## Task item:
Gather each line containing the string "screenshot" from these entries.

## Records:
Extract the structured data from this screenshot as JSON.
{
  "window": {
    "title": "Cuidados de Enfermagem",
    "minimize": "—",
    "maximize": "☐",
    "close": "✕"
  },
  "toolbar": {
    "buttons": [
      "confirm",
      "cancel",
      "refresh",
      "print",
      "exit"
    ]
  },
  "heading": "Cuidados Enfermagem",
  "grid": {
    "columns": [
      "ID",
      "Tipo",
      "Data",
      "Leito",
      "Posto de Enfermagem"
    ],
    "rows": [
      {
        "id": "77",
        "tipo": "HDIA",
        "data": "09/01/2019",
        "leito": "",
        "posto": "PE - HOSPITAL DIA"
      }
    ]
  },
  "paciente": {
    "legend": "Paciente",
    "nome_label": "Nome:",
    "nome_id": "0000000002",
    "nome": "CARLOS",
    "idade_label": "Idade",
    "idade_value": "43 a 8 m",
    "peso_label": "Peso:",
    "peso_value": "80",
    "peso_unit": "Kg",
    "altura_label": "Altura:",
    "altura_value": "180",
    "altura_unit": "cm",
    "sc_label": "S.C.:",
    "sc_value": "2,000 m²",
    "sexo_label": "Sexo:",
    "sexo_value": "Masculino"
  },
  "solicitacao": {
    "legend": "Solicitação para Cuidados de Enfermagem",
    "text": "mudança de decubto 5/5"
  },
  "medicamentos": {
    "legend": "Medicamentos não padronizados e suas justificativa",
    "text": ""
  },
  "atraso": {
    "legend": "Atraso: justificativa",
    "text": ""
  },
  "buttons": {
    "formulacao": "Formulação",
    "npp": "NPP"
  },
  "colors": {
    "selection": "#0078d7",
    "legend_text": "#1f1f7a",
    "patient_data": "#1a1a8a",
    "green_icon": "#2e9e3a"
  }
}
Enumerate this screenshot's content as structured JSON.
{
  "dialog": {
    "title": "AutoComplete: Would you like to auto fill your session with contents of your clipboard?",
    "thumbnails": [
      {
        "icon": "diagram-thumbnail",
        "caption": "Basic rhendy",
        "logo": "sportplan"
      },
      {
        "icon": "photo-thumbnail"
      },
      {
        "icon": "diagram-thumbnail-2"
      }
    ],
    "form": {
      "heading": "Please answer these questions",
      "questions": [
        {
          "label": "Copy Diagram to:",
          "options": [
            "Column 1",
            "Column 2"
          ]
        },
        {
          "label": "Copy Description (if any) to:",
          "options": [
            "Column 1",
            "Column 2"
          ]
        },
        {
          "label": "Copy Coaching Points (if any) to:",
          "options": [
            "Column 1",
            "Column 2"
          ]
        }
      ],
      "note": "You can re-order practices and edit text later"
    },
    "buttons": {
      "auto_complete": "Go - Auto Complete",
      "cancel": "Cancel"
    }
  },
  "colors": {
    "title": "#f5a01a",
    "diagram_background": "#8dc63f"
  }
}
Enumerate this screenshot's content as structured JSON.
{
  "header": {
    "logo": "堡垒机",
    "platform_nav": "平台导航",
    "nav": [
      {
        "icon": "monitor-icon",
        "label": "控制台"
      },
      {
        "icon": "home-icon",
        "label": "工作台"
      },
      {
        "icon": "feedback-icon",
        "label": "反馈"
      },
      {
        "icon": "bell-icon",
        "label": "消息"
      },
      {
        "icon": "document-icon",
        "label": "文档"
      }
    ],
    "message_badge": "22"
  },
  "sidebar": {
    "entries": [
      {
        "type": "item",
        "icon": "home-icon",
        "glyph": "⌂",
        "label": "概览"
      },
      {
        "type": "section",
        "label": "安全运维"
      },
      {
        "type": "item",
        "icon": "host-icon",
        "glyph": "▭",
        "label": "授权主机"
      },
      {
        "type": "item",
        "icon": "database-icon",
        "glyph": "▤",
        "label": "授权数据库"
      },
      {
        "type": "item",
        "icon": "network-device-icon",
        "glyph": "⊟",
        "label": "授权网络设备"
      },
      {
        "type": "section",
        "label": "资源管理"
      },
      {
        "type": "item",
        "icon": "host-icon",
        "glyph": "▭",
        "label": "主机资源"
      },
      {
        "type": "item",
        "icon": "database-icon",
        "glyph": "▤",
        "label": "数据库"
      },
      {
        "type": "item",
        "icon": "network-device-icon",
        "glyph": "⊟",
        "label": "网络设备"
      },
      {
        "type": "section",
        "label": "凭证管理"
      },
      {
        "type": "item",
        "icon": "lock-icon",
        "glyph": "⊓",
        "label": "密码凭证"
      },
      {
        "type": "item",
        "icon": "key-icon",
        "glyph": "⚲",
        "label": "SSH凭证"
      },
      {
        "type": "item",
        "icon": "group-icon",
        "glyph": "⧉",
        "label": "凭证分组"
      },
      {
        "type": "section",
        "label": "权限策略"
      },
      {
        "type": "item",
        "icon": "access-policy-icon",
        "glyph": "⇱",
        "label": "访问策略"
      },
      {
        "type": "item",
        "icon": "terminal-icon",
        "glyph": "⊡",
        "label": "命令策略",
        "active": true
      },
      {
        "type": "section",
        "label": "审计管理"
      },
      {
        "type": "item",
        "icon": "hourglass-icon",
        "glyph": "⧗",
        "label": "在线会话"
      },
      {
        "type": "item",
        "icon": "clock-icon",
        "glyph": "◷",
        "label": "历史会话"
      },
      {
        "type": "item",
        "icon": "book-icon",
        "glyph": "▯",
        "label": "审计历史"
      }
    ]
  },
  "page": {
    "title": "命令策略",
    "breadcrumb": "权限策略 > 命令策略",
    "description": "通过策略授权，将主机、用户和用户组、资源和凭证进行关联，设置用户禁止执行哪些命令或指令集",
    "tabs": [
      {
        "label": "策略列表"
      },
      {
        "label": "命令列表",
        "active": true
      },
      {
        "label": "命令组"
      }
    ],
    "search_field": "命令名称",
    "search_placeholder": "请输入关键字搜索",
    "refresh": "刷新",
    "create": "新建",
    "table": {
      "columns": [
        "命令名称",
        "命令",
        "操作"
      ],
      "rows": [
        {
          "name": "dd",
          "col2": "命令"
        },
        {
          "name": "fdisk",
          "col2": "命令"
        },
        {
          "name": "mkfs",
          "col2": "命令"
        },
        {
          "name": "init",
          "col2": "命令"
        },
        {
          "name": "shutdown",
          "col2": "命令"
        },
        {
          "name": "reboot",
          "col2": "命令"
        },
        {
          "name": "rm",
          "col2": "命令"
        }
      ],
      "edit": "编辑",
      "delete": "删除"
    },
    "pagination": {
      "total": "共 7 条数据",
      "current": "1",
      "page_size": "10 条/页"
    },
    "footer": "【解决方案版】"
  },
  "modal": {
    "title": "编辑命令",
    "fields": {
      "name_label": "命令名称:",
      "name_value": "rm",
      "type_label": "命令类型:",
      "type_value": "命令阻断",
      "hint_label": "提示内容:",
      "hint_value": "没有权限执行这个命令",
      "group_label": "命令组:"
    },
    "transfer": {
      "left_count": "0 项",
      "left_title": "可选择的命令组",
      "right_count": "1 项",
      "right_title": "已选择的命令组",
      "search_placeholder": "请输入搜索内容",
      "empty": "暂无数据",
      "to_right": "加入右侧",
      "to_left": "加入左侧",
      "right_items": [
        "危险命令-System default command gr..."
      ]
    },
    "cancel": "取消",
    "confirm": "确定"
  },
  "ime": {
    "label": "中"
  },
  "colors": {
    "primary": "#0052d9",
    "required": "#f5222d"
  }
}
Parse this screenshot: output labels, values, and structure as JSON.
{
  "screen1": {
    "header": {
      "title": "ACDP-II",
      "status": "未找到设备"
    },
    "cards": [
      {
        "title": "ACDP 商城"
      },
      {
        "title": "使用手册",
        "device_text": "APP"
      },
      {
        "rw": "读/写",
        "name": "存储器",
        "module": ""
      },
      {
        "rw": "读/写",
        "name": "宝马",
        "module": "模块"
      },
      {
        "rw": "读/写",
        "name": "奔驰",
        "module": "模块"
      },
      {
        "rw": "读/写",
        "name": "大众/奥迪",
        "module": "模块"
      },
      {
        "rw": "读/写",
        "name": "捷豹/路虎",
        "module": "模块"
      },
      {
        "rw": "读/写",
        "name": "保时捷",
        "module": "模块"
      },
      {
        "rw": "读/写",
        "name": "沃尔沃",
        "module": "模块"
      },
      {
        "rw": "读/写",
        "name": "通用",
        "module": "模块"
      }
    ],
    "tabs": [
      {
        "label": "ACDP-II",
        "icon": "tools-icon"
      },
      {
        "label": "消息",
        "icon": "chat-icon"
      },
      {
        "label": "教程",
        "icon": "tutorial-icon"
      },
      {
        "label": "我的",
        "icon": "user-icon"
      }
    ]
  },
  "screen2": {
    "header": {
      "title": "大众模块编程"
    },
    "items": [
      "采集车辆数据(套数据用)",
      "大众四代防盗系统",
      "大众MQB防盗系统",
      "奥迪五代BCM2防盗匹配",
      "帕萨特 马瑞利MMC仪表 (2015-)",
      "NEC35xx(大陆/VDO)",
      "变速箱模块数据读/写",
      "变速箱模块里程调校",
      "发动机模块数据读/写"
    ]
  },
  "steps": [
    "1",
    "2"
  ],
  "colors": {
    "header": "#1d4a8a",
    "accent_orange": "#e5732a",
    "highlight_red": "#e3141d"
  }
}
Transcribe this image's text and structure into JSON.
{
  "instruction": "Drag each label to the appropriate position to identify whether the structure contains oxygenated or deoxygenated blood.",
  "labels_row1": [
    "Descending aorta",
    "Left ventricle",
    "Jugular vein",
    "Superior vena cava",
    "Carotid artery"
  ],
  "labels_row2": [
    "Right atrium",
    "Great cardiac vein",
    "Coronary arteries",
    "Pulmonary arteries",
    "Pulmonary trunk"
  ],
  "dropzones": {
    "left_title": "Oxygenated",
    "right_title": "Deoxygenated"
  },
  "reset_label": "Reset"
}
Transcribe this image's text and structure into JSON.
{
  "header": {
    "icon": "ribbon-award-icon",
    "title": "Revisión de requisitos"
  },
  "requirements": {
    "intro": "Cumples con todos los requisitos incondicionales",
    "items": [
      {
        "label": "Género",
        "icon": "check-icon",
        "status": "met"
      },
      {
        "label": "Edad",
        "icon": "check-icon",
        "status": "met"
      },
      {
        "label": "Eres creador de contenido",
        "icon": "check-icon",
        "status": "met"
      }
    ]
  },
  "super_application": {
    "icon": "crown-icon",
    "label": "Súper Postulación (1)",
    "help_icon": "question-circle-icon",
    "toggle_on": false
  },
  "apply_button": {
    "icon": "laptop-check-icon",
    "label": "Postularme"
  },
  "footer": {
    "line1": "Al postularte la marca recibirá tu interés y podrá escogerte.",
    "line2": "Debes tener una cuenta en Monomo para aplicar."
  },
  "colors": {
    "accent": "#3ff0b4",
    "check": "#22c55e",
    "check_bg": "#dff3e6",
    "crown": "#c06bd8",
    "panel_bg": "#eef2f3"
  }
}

## Problem solution:
Extract the structured data from this screenshot as JSON.
Enumerate this screenshot's content as structured JSON.
Enumerate this screenshot's content as structured JSON.
Parse this screenshot: output labels, values, and structure as JSON.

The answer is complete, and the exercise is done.